One thing that’s really clear, both in The Kitchen and your shorts, is that your films tend to have a really strong social conscience, often exploring themes of systemic oppression, immigration, gentrification… Is that something that’s particularly important to you when you start a project?
I think it’s definitely been important to me. For me, I’m always just trying to say, you know, you want to say something with your film. You’ve got this amazing canvas to tell a story and to make an impact. And maybe that’s what attracts me to certain stories with certain ideas, like, how can I use the things that influenced me and talk about specific things that feel present to me.
For me, the big experience growing up was we moved around a lot as kids. We lived in a lot of different places in South London. So the idea of not being rooted, not being grounded, not knowing what home means… It wasn’t like an external thing of, how do I talk about this message more, it’s more built on my own experience.
What is it that attracts you to sci-fi, then? Do you find that’s the best way to explore some of these experiences?
It’s different for different projects. I like the idea that sometimes you can be slightly more direct with abstraction, you can have the police as antagonists in The Kitchen, or use robots as an allegory for immigrants in Robots Of Brixton. You can sort of be more direct in a way because you don’t need to say it out loud – you can show it more.
But there’s also that I trained as an architect, but I was very much into animation and building stuff on the computer, so I wanted to use those techniques, and that naturally lends itself to sci-fi.
But I don’t go into the science of any of it really, it’s more a way to talk about culture and experience.

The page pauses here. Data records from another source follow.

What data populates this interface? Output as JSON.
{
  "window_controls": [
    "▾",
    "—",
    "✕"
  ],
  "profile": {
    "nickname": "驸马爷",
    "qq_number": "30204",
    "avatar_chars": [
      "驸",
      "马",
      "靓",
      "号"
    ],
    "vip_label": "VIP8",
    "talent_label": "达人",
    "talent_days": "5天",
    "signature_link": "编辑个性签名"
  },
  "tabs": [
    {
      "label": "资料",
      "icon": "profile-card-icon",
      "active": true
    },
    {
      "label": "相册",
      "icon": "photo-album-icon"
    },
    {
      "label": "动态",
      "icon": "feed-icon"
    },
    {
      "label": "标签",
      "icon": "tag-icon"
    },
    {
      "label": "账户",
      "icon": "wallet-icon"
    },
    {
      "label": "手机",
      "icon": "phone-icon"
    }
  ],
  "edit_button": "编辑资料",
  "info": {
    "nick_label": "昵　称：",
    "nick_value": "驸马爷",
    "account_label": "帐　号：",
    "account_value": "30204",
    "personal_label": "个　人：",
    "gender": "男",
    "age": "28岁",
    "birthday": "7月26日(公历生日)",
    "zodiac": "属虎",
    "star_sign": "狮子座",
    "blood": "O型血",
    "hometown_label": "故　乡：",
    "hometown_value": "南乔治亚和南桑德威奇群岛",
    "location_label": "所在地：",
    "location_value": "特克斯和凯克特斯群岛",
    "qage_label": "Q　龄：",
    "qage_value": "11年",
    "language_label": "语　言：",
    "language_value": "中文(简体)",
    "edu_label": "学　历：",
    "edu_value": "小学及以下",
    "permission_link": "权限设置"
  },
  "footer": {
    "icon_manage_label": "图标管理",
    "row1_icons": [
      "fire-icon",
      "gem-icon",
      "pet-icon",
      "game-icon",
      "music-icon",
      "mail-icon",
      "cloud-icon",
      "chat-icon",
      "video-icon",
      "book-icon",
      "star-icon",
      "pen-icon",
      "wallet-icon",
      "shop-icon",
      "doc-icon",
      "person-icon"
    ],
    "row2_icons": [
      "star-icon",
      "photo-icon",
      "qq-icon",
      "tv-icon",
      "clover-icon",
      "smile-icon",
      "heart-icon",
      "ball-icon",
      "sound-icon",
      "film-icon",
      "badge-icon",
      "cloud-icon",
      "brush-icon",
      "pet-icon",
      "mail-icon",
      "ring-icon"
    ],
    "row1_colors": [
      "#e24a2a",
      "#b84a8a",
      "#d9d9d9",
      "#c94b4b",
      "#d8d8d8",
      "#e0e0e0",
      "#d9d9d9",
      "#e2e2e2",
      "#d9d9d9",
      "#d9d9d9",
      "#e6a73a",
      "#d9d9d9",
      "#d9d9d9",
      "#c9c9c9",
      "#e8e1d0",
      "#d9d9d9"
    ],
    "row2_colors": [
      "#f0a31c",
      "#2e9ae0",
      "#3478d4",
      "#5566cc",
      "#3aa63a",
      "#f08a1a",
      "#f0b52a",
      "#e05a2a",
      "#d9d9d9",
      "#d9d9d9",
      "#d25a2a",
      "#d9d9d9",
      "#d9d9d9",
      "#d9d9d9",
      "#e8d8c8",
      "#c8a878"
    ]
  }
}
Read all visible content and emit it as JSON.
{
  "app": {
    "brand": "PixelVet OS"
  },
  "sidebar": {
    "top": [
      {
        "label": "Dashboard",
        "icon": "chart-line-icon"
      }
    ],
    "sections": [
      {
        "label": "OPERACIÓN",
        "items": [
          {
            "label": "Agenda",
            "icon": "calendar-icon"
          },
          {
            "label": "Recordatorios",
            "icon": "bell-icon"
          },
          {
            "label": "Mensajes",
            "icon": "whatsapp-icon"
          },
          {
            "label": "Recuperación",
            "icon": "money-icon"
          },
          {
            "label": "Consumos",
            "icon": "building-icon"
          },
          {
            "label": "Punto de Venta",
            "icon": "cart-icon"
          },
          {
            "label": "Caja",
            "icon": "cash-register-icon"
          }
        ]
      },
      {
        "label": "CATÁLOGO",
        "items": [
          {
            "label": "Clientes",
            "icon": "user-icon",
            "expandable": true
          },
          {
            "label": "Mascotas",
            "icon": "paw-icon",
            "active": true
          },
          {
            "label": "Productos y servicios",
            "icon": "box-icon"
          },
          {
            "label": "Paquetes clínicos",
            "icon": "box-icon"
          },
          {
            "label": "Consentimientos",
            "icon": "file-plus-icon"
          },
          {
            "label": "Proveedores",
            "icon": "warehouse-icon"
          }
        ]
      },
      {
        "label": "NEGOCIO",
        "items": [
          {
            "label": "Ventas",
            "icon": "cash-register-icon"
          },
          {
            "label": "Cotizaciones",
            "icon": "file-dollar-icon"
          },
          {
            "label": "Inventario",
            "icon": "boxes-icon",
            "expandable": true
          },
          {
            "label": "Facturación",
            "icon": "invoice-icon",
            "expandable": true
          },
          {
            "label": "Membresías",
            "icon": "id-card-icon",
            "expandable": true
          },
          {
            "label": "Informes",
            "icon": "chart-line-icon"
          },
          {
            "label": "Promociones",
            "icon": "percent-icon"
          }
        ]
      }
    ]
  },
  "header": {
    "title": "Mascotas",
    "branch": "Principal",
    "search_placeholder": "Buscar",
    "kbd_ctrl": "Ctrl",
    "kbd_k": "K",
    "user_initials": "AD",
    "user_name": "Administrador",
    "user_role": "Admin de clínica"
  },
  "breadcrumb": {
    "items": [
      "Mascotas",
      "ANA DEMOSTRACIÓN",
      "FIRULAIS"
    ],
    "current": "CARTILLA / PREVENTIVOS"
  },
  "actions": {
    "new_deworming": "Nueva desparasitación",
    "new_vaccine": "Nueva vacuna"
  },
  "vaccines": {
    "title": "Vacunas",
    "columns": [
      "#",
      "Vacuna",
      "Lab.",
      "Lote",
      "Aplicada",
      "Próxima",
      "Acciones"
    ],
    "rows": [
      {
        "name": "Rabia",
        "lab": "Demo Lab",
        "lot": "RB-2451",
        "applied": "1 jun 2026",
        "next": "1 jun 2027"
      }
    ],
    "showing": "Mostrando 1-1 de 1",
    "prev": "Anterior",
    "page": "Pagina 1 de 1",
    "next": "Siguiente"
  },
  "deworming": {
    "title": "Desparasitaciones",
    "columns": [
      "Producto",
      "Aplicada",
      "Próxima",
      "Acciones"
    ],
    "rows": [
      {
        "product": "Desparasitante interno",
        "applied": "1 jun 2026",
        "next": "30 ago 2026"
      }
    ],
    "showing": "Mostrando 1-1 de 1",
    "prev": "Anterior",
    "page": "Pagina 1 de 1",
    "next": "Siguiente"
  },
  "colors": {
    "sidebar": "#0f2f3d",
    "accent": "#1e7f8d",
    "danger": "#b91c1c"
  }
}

It’s more like, how can I directly talk about immigration, gentrification, commercialisation, and how can I do that visually and using these techniques I’ve been developing.
The Kitchen is in UK cinemas now, and arrives on Netflix on 19th January.
An extended interview with Kibwe features in issue 48 of Film Stories Magazine – on sale soon!